**What the task asks**: In the entries below, find the lines that include "username" and give their number as the whole reply.

**Source material**:
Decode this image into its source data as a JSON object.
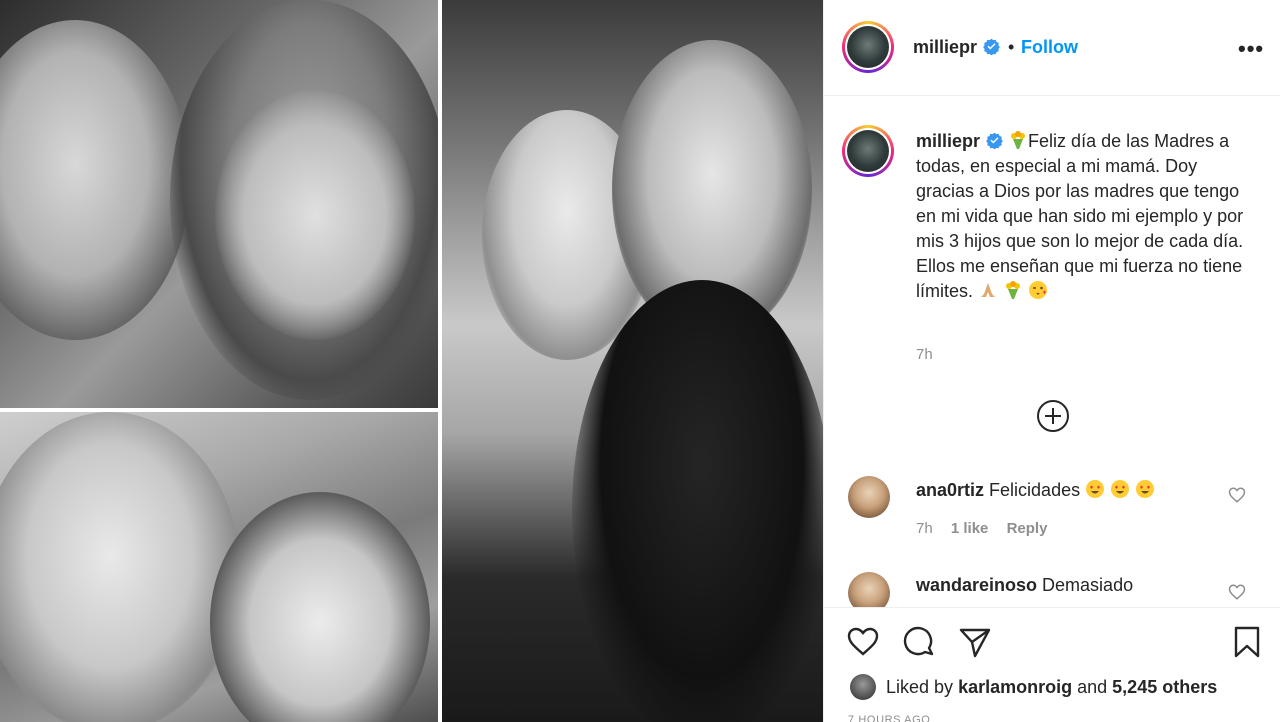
{
  "post": {
    "username": "milliepr",
    "header_separator": "•",
    "follow_label": "Follow",
    "more_label": "•••",
    "caption_text": "Feliz día de las Madres a todas, en especial a mi mamá. Doy gracias a Dios por las madres que tengo en mi vida que han sido mi ejemplo y por mis 3 hijos que son lo mejor de cada día. Ellos me enseñan que mi fuerza no tiene límites.",
    "caption_time": "7h",
    "time_ago": "7 HOURS AGO"
  },
  "comments": [
    {
      "username": "ana0rtiz",
      "text": "Felicidades",
      "time": "7h",
      "likes": "1 like",
      "reply_label": "Reply"
    },
    {
      "username": "wandareinoso",
      "text": "Demasiado"
    }
  ],
  "likes": {
    "prefix": "Liked by",
    "user": "karlamonroig",
    "connector": "and",
    "count": "5,245 others"
  },
  "colors": {
    "accent": "#0095f6",
    "muted": "#8e8e8e",
    "text": "#262626"
  },
  "icons": [
    "verified-icon",
    "more-icon",
    "bouquet-icon",
    "pray-icon",
    "wink-kiss-icon",
    "heart-eyes-icon",
    "plus-circle-icon",
    "heart-icon",
    "comment-icon",
    "share-icon",
    "bookmark-icon"
  ]
}
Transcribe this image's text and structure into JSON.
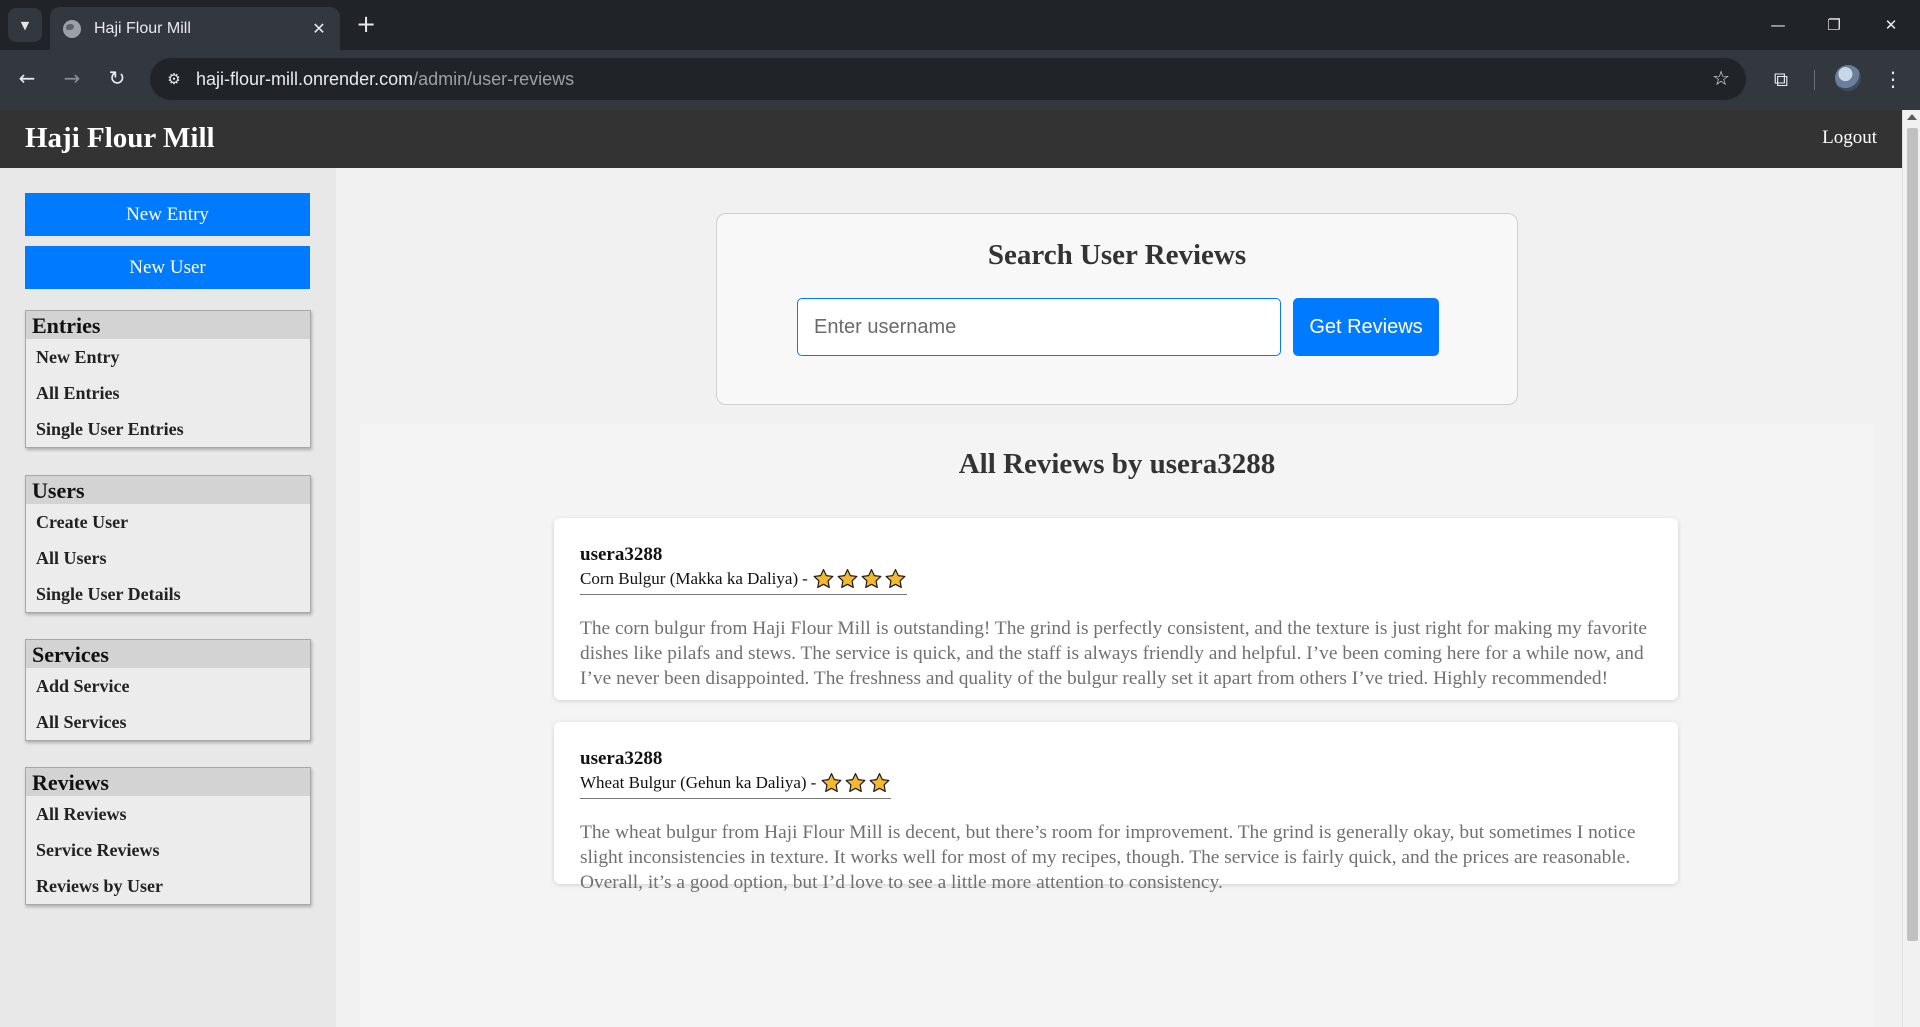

**Task answer**: 3